** Opening Data extracts block **
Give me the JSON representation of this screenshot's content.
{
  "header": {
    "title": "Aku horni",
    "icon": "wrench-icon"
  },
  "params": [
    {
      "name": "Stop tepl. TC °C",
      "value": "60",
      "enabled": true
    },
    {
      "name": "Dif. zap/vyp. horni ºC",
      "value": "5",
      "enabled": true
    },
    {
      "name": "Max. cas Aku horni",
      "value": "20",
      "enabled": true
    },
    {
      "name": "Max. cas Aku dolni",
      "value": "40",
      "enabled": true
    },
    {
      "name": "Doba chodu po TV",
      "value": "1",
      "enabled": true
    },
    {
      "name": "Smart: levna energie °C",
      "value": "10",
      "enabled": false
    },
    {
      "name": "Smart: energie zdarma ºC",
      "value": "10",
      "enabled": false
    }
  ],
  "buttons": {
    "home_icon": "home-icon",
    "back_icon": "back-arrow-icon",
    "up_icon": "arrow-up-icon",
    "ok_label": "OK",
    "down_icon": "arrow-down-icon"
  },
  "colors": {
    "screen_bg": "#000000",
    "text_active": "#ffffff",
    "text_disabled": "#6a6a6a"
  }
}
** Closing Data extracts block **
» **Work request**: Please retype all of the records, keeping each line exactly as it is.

» **Exercise response**:
Give me the JSON representation of this screenshot's content.
{
  "header": {
    "title": "Aku horni",
    "icon": "wrench-icon"
  },
  "params": [
    {
      "name": "Stop tepl. TC °C",
      "value": "60",
      "enabled": true
    },
    {
      "name": "Dif. zap/vyp. horni ºC",
      "value": "5",
      "enabled": true
    },
    {
      "name": "Max. cas Aku horni",
      "value": "20",
      "enabled": true
    },
    {
      "name": "Max. cas Aku dolni",
      "value": "40",
      "enabled": true
    },
    {
      "name": "Doba chodu po TV",
      "value": "1",
      "enabled": true
    },
    {
      "name": "Smart: levna energie °C",
      "value": "10",
      "enabled": false
    },
    {
      "name": "Smart: energie zdarma ºC",
      "value": "10",
      "enabled": false
    }
  ],
  "buttons": {
    "home_icon": "home-icon",
    "back_icon": "back-arrow-icon",
    "up_icon": "arrow-up-icon",
    "ok_label": "OK",
    "down_icon": "arrow-down-icon"
  },
  "colors": {
    "screen_bg": "#000000",
    "text_active": "#ffffff",
    "text_disabled": "#6a6a6a"
  }
}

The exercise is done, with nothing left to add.